Arcade Move

For about 6 months I've been thinking about a major re-work of our game room and about what direction I'd like to take the room.  

Generally, the notion that I landed on was that, for me anyway, chasing the Pinside top 10 or 20 list of pinball machines isn't a (reasonably) attainable goal.   Part of the challenge is that I am my own worst enemy in terms of maintenance.   When the lights turn off and everyone leaves, I go back to work cleaning and wrenching-on games.  

Just one more cool mod, just one more coat of wax....

I do like working on pinball machines and arcades but it would be cool to get to play them now and again, too!  Plus, the pins get most of the maintenance time while the arcades were a little more neglected.

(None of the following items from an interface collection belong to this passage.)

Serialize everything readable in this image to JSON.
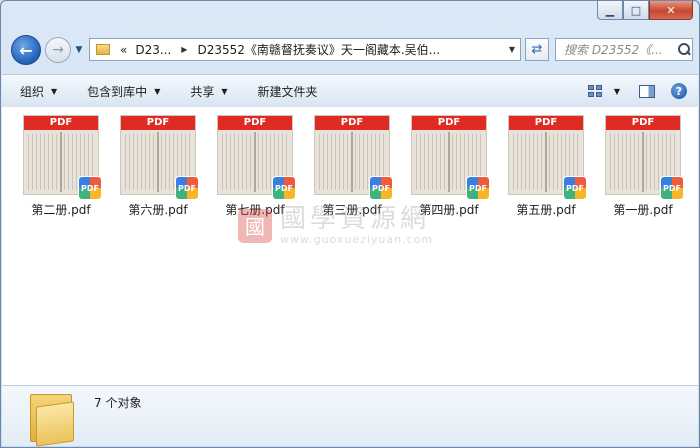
{
  "window": {
    "minimize": "▁",
    "maximize": "□",
    "close": "✕"
  },
  "nav": {
    "back_icon": "back-arrow-icon",
    "forward_icon": "forward-arrow-icon",
    "address_segments": [
      "D23...",
      "D23552《南赣督抚奏议》天一阁藏本.吴伯..."
    ],
    "address_prefix": "«",
    "search_placeholder": "搜索 D23552《..."
  },
  "toolbar": {
    "organize": "组织",
    "include_library": "包含到库中",
    "share": "共享",
    "new_folder": "新建文件夹"
  },
  "files": [
    {
      "name": "第二册.pdf",
      "band": "PDF",
      "badge": "PDF"
    },
    {
      "name": "第六册.pdf",
      "band": "PDF",
      "badge": "PDF"
    },
    {
      "name": "第七册.pdf",
      "band": "PDF",
      "badge": "PDF"
    },
    {
      "name": "第三册.pdf",
      "band": "PDF",
      "badge": "PDF"
    },
    {
      "name": "第四册.pdf",
      "band": "PDF",
      "badge": "PDF"
    },
    {
      "name": "第五册.pdf",
      "band": "PDF",
      "badge": "PDF"
    },
    {
      "name": "第一册.pdf",
      "band": "PDF",
      "badge": "PDF"
    }
  ],
  "watermark": {
    "seal": "國",
    "title": "國學資源網",
    "url": "www.guoxueziyuan.com"
  },
  "status": {
    "count_text": "7 个对象"
  }
}
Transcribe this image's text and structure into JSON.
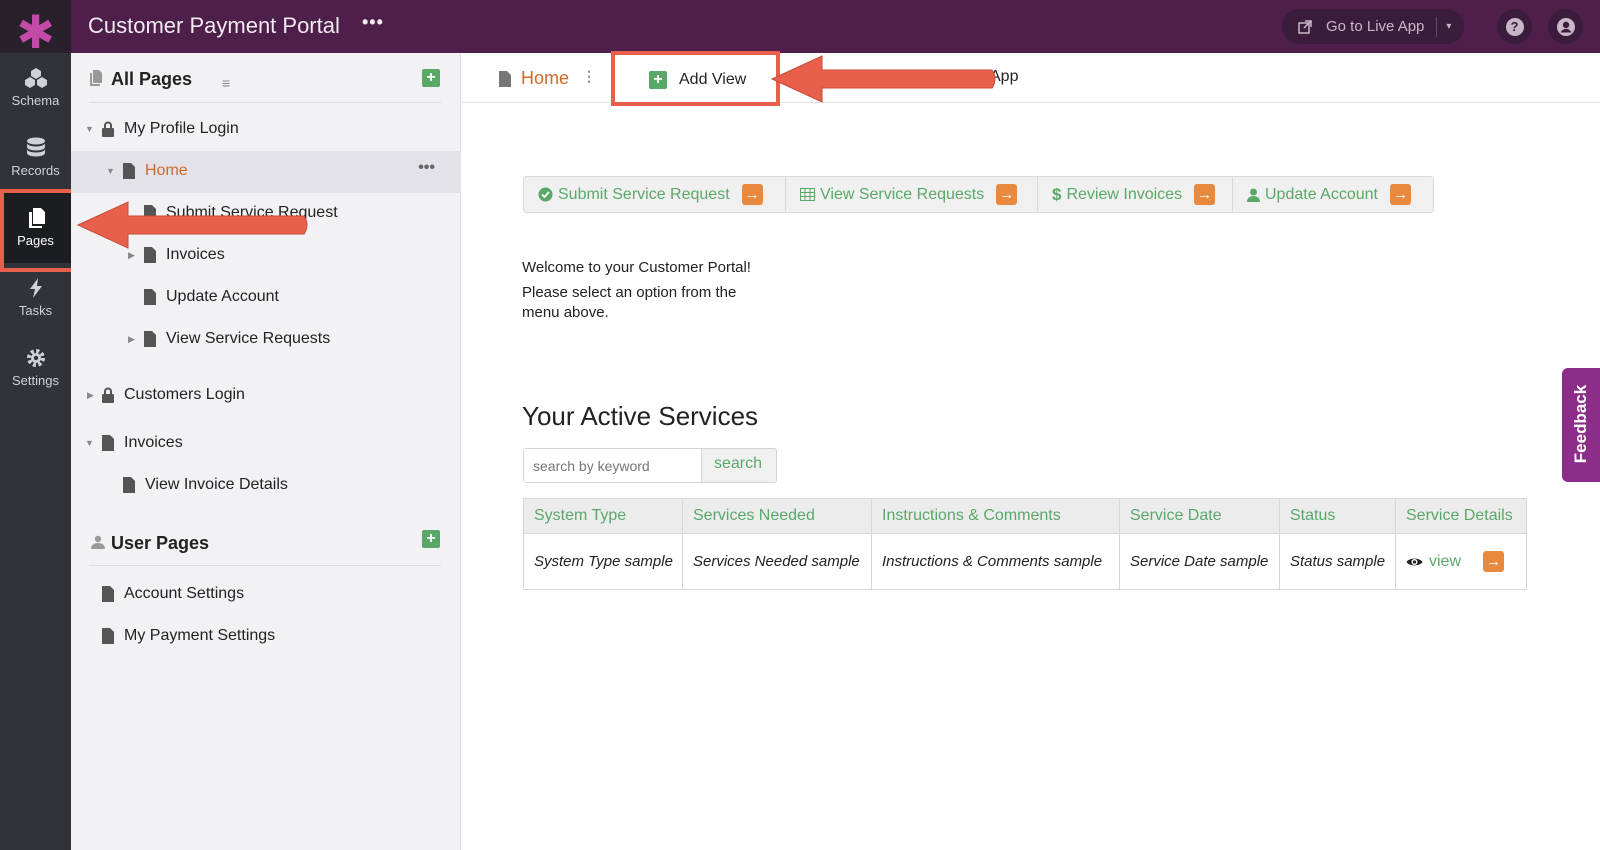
{
  "app": {
    "title": "Customer Payment Portal",
    "more": "•••"
  },
  "topbar": {
    "live_label": "Go to Live App",
    "help": "?",
    "caret": "▾"
  },
  "nav": {
    "items": [
      {
        "label": "Schema"
      },
      {
        "label": "Records"
      },
      {
        "label": "Pages"
      },
      {
        "label": "Tasks"
      },
      {
        "label": "Settings"
      }
    ]
  },
  "tree": {
    "all_pages_title": "All Pages",
    "filter": "≡",
    "add": "+",
    "rows": [
      {
        "label": "My Profile Login"
      },
      {
        "label": "Home"
      },
      {
        "label": "Submit Service Request"
      },
      {
        "label": "Invoices"
      },
      {
        "label": "Update Account"
      },
      {
        "label": "View Service Requests"
      },
      {
        "label": "Customers Login"
      },
      {
        "label": "Invoices"
      },
      {
        "label": "View Invoice Details"
      }
    ],
    "row_more": "•••",
    "user_pages_title": "User Pages",
    "user_rows": [
      {
        "label": "Account Settings"
      },
      {
        "label": "My Payment Settings"
      }
    ]
  },
  "tabs": {
    "home": "Home",
    "vdots": "⋮",
    "add_view": "Add View",
    "tail": "App"
  },
  "menu": {
    "items": [
      {
        "label": "Submit Service Request",
        "icon": "check-circle-icon"
      },
      {
        "label": "View Service Requests",
        "icon": "table-icon"
      },
      {
        "label": "Review Invoices",
        "icon": "dollar-icon"
      },
      {
        "label": "Update Account",
        "icon": "user-icon"
      }
    ],
    "arrow": "→"
  },
  "welcome": {
    "line1": "Welcome to your Customer Portal!",
    "line2": "Please select an option from the menu above."
  },
  "services": {
    "title": "Your Active Services",
    "search_placeholder": "search by keyword",
    "search_button": "search",
    "columns": [
      "System Type",
      "Services Needed",
      "Instructions & Comments",
      "Service Date",
      "Status",
      "Service Details"
    ],
    "row": [
      "System Type sample",
      "Services Needed sample",
      "Instructions & Comments sample",
      "Service Date sample",
      "Status sample"
    ],
    "view_link": "view"
  },
  "feedback": "Feedback",
  "colors": {
    "brand": "#4e1f4b",
    "accent_green": "#5aa868",
    "accent_orange": "#e8893d",
    "highlight_red": "#e8604c"
  }
}
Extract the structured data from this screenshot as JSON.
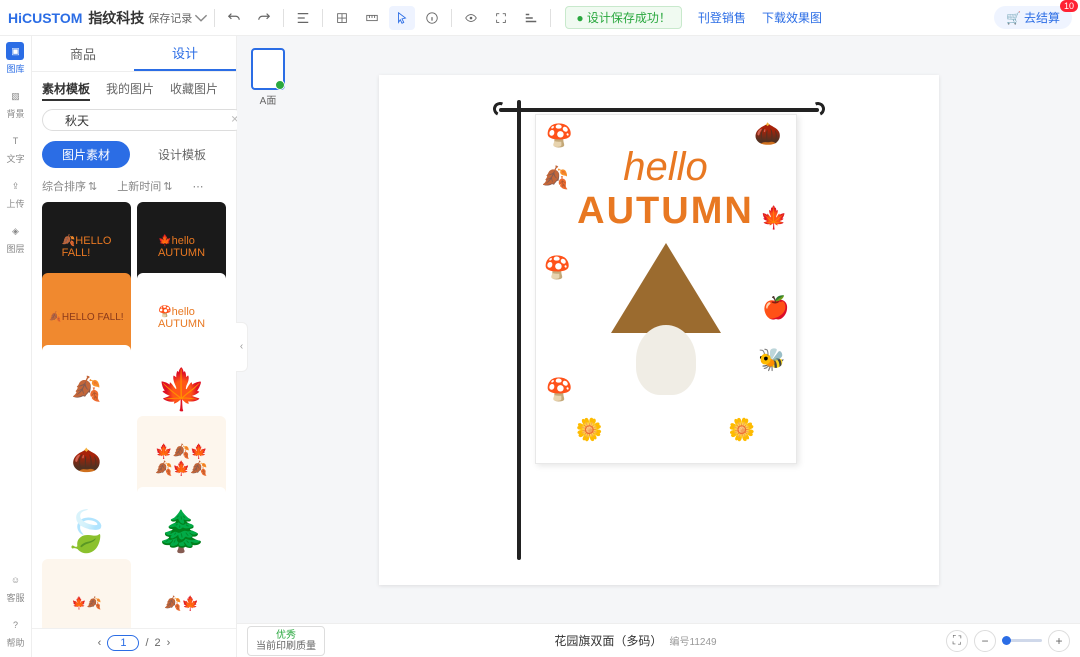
{
  "brand": {
    "hi": "Hi",
    "custom": "CUSTOM",
    "cn": "指纹科技"
  },
  "topbar": {
    "save_record": "保存记录",
    "success_msg": "设计保存成功！",
    "publish": "刊登销售",
    "download": "下载效果图",
    "cart": "去结算",
    "cart_count": "10"
  },
  "rail": [
    {
      "label": "图库",
      "active": true
    },
    {
      "label": "背景"
    },
    {
      "label": "文字"
    },
    {
      "label": "上传"
    },
    {
      "label": "图层"
    }
  ],
  "rail_bottom": [
    {
      "label": "客服"
    },
    {
      "label": "帮助"
    }
  ],
  "panel": {
    "tabs": [
      {
        "label": "商品"
      },
      {
        "label": "设计",
        "active": true
      }
    ],
    "subtabs": [
      {
        "label": "素材模板",
        "active": true
      },
      {
        "label": "我的图片"
      },
      {
        "label": "收藏图片"
      }
    ],
    "search_value": "秋天",
    "pills": [
      {
        "label": "图片素材",
        "active": true
      },
      {
        "label": "设计模板"
      }
    ],
    "sort": [
      {
        "label": "综合排序"
      },
      {
        "label": "上新时间"
      }
    ],
    "pager": {
      "current": "1",
      "total": "2"
    }
  },
  "page_thumb": "A面",
  "flag": {
    "line1": "hello",
    "line2": "AUTUMN"
  },
  "bottom": {
    "quality_tag": "优秀",
    "quality_desc": "当前印刷质量",
    "product": "花园旗双面（多码）",
    "code": "编号11249"
  }
}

I came back from Southern Fried Gameroom Expo with this personal revelation that space is always a limiting factor.   Even at a big expo like that, there were games that weren't present and there will never be enough room (in my house or in my checking account!) to feed that one-more-again urge.   As in a lot of things, the chase is (often) better than the catch.

Do I want a gameroom to play in or a room full of trophies?

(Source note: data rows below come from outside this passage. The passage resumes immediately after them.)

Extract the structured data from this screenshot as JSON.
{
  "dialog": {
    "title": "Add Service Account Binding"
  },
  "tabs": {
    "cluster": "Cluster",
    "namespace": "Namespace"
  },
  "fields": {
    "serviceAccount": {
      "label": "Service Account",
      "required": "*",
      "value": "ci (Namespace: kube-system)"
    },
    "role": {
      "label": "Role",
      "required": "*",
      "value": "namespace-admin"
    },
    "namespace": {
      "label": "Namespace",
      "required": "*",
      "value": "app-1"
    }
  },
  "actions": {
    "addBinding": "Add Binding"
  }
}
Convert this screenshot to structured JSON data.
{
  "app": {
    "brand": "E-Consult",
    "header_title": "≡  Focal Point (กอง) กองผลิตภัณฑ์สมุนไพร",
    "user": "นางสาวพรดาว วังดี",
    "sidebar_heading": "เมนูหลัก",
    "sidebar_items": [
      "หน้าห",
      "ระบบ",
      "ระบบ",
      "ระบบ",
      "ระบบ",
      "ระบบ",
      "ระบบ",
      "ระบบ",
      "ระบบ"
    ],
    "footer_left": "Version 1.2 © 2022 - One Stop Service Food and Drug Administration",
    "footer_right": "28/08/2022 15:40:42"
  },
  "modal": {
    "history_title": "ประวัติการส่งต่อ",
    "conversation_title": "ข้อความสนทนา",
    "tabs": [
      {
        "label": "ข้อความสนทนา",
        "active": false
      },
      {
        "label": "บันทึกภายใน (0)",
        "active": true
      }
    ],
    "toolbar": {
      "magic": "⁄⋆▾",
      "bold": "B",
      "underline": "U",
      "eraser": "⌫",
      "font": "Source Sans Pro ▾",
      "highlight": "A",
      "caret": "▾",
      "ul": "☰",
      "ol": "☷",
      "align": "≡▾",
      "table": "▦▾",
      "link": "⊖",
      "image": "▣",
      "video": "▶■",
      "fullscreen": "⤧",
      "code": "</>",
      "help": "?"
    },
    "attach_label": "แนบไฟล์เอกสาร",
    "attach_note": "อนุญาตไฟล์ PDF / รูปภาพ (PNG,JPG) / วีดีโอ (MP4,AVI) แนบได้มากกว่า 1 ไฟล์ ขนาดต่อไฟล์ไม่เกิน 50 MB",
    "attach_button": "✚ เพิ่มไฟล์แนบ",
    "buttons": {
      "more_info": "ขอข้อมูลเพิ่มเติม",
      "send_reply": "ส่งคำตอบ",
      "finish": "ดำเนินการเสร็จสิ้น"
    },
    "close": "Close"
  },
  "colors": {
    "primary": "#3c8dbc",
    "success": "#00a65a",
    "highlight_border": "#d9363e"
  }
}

On one hand I had rough plans for adding a pool-house (eventually).   A place with bathrooms, shower, a kitchen / bar - and of course the arcade would move there.   But, would it stop with the $90,000 remodel or just keep going...?   On the other hand it wasn't lost on me that my home arcade was larger than the arcade at our local movie theaters.   

Then there's the idea that I personally enjoy arcades as much as pinball, yet one pinball machine like Wizard of Oz is equivalent financially to about 10 Tron Arcades..  

This was my quandary. 

I like pinball, I like arcades.   At peak, I've owned 8 pinball machines at once and 5-7 arcades in the same amount of time.   Yep, I know there are folks out there with (much!) larger collections and even a few people who even beat my level of maintenance OCD.   Family, demanding work schedule along with this and other hobbies - I probably won't ever be in the 20-pinball-machine upper crust of collectors. (And that's cool)  So, I decided a couple of months ago to start trimming back on Pinball games and to make some changes.

For pins, the number that I landed on was no more than 5.   I looked at each game in a duck-duck-goose-reminiscent way to determine what games would go and what games were safe for now. My guidelines were:

  • These are games, not trophies: keep what me and family find fun to play
  • Nostalgia
  • Make the space more comfortable
  • Allow for themed-areas or general theming opportunities
  • Represent a balance of arcade, pinball and console gaming

For the pins, these were my thoughts:

Williams Indy - Love the theme, love everything about the gameplay. - A Keeper.

Stern Indy - Love the theme, game is fun but enjoy Williams IJ more - Sold it.

Wizard of Oz - Like the game, not into the theme. Love the lightshows and sound.   Shot geometry could be better /  the outlanes are vacuums. In the end, more trophy than game.  Sold it. 

Scared Stiff - Love the game, love the suggestive nature of the theme.  Fast game / short ball gameplay will be represented in Ghostbusters  Harder decision but landed on selling it in favor of making room. Sold it.

Ghostbusters - Who the hell knows, Would this damned game ship already? :)
Current estimate is Oct1.  If it slips any more, I'm switching my order to an MMR or a TOTAN.

Monster Bash - Love the theme, enjoy the game but it is easy.   Keeper but potential trade bait for something later.

Star Trek - Love the theme, love the light show, love the gameplay.  Classic Steve Ritchie.  It stays.

And pin number 5 well - stay tuned, it might surprise you.  Hint: I've owned one before.

Several friends from the local club popped in to help with the move and even provided some up-front design and sketch ideas as we were going through layout ideas.   This video is a timelapse over a couple of weeks using the Nest's motion-detection keyframes to create segments.  In a few places you will see they get out of sync, because some cameras got unplugged temporarily during the move.  

Still, kind of neat to see it happen in front of your eyes over the course of a few minutes..

In the end, I think what we ended up with turned out pretty well.   Pins, classic arcades, contemporary arcades, even consoles all represented in a more comfortable, open and inviting arcade.   Because in the end arcades are as much about fun with friends as they were about gaming.